### Exercise requirements
Return every record below exactly as written, omitting any pictures.
━━━━━ Records provided ━━━━━
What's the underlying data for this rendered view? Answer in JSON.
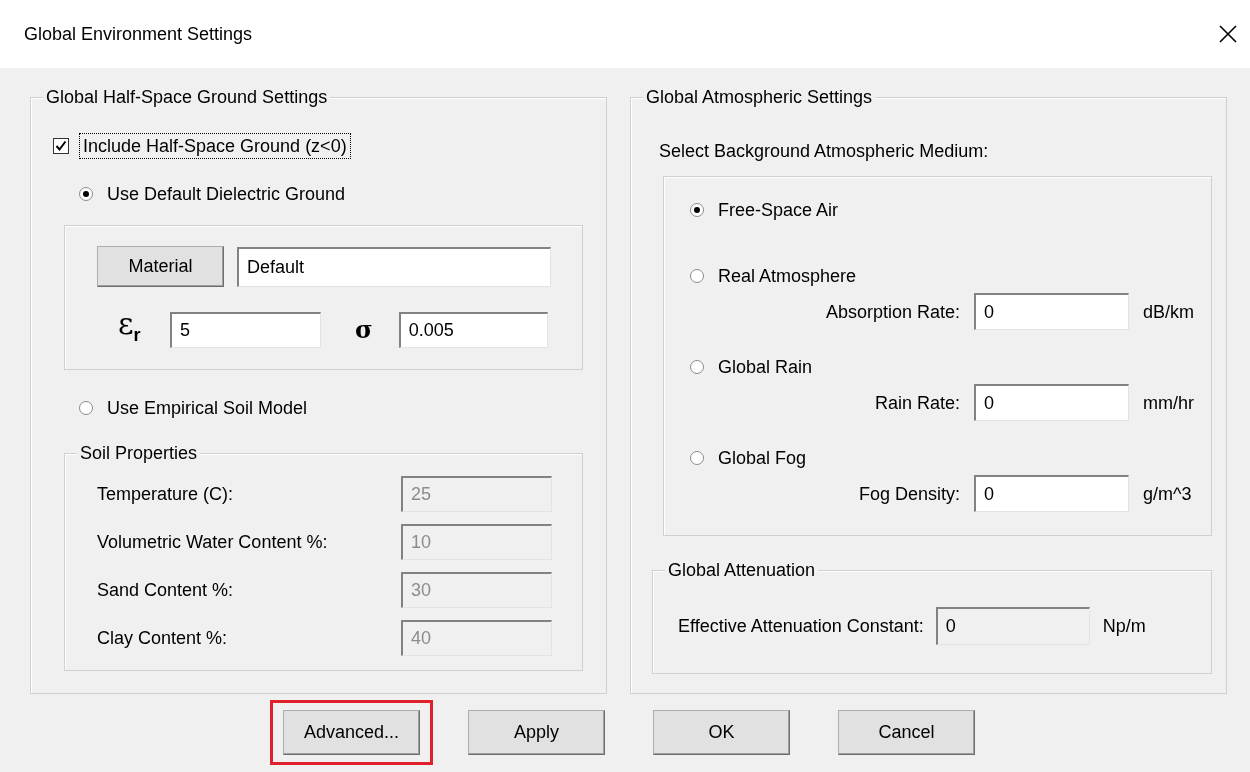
{
  "window": {
    "title": "Global Environment Settings"
  },
  "ground": {
    "title": "Global Half-Space Ground Settings",
    "include": {
      "label": "Include Half-Space Ground (z<0)",
      "checked": true,
      "focused": true
    },
    "default_option": {
      "label": "Use Default Dielectric Ground",
      "selected": true
    },
    "material": {
      "button": "Material",
      "value": "Default"
    },
    "permittivity": {
      "symbol": "ε$_{r}$",
      "value": "5"
    },
    "conductivity": {
      "symbol": "σ",
      "value": "0.005"
    },
    "empirical_option": {
      "label": "Use Empirical Soil Model",
      "selected": false
    },
    "soil": {
      "title": "Soil Properties",
      "disabled": true,
      "fields": [
        {
          "label": "Temperature (C):",
          "value": "25"
        },
        {
          "label": "Volumetric Water Content %:",
          "value": "10"
        },
        {
          "label": "Sand Content %:",
          "value": "30"
        },
        {
          "label": "Clay Content %:",
          "value": "40"
        }
      ]
    }
  },
  "atmosphere": {
    "title": "Global Atmospheric Settings",
    "prompt": "Select Background Atmospheric Medium:",
    "media": [
      {
        "label": "Free-Space Air",
        "selected": true
      },
      {
        "label": "Real Atmosphere",
        "selected": false,
        "field": {
          "label": "Absorption Rate:",
          "value": "0",
          "unit": "dB/km"
        }
      },
      {
        "label": "Global Rain",
        "selected": false,
        "field": {
          "label": "Rain Rate:",
          "value": "0",
          "unit": "mm/hr"
        }
      },
      {
        "label": "Global Fog",
        "selected": false,
        "field": {
          "label": "Fog Density:",
          "value": "0",
          "unit": "g/m^3"
        }
      }
    ],
    "attenuation": {
      "title": "Global Attenuation",
      "label": "Effective Attenuation Constant:",
      "value": "0",
      "unit": "Np/m",
      "disabled": true
    }
  },
  "buttons": [
    {
      "label": "Advanced...",
      "highlighted": true
    },
    {
      "label": "Apply",
      "highlighted": false
    },
    {
      "label": "OK",
      "highlighted": false
    },
    {
      "label": "Cancel",
      "highlighted": false
    }
  ]
}
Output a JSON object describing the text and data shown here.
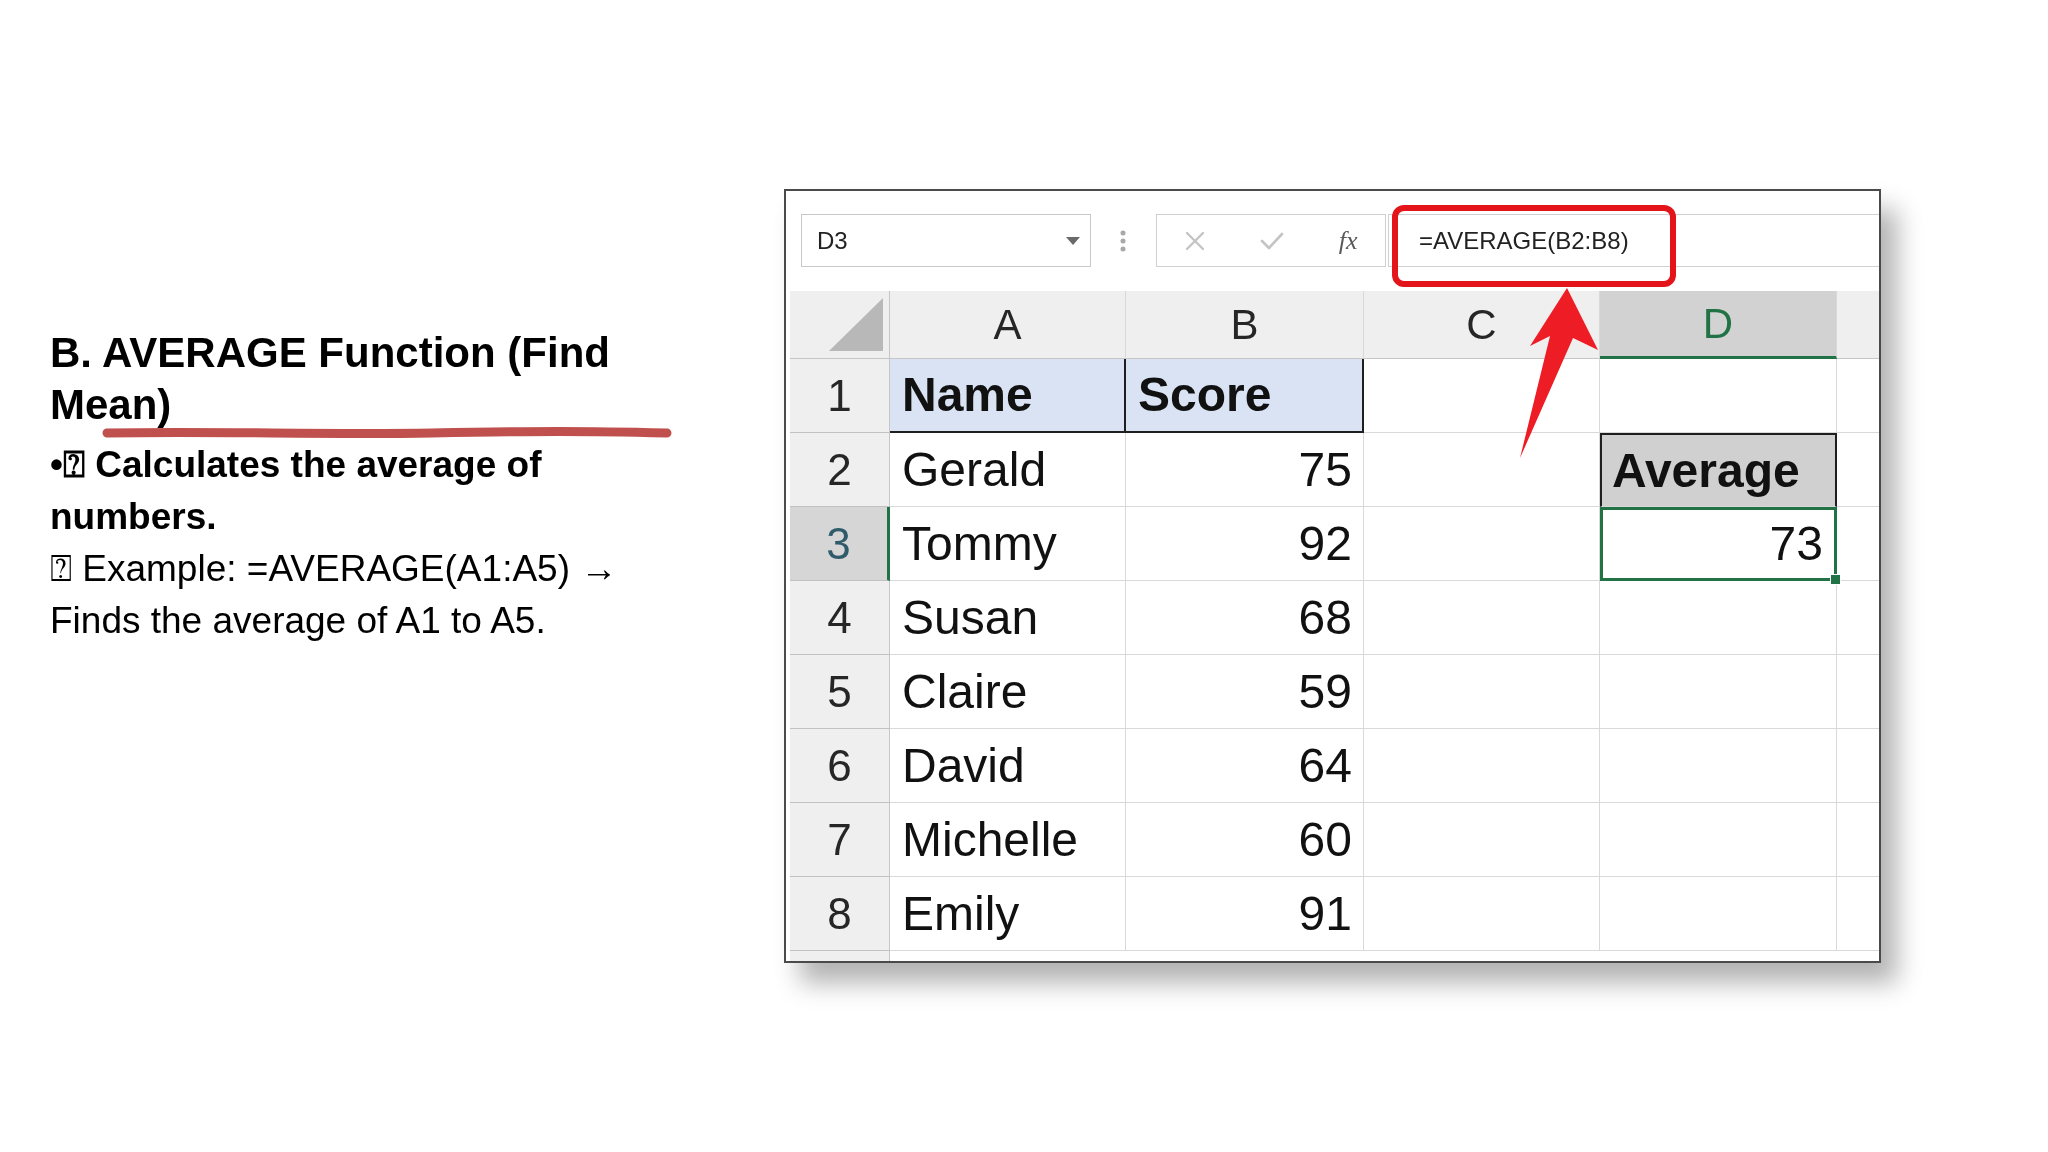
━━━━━
### Answer box
What's the underlying data for this rendered view? Answer in JSON.
{
  "window": {
    "title": "Global Environment Settings"
  },
  "ground": {
    "title": "Global Half-Space Ground Settings",
    "include": {
      "label": "Include Half-Space Ground (z<0)",
      "checked": true,
      "focused": true
    },
    "default_option": {
      "label": "Use Default Dielectric Ground",
      "selected": true
    },
    "material": {
      "button": "Material",
      "value": "Default"
    },
    "permittivity": {
      "symbol": "ε$_{r}$",
      "value": "5"
    },
    "conductivity": {
      "symbol": "σ",
      "value": "0.005"
    },
    "empirical_option": {
      "label": "Use Empirical Soil Model",
      "selected": false
    },
    "soil": {
      "title": "Soil Properties",
      "disabled": true,
      "fields": [
        {
          "label": "Temperature (C):",
          "value": "25"
        },
        {
          "label": "Volumetric Water Content %:",
          "value": "10"
        },
        {
          "label": "Sand Content %:",
          "value": "30"
        },
        {
          "label": "Clay Content %:",
          "value": "40"
        }
      ]
    }
  },
  "atmosphere": {
    "title": "Global Atmospheric Settings",
    "prompt": "Select Background Atmospheric Medium:",
    "media": [
      {
        "label": "Free-Space Air",
        "selected": true
      },
      {
        "label": "Real Atmosphere",
        "selected": false,
        "field": {
          "label": "Absorption Rate:",
          "value": "0",
          "unit": "dB/km"
        }
      },
      {
        "label": "Global Rain",
        "selected": false,
        "field": {
          "label": "Rain Rate:",
          "value": "0",
          "unit": "mm/hr"
        }
      },
      {
        "label": "Global Fog",
        "selected": false,
        "field": {
          "label": "Fog Density:",
          "value": "0",
          "unit": "g/m^3"
        }
      }
    ],
    "attenuation": {
      "title": "Global Attenuation",
      "label": "Effective Attenuation Constant:",
      "value": "0",
      "unit": "Np/m",
      "disabled": true
    }
  },
  "buttons": [
    {
      "label": "Advanced...",
      "highlighted": true
    },
    {
      "label": "Apply",
      "highlighted": false
    },
    {
      "label": "OK",
      "highlighted": false
    },
    {
      "label": "Cancel",
      "highlighted": false
    }
  ]
}
Output a JSON object describing the text and data shown here.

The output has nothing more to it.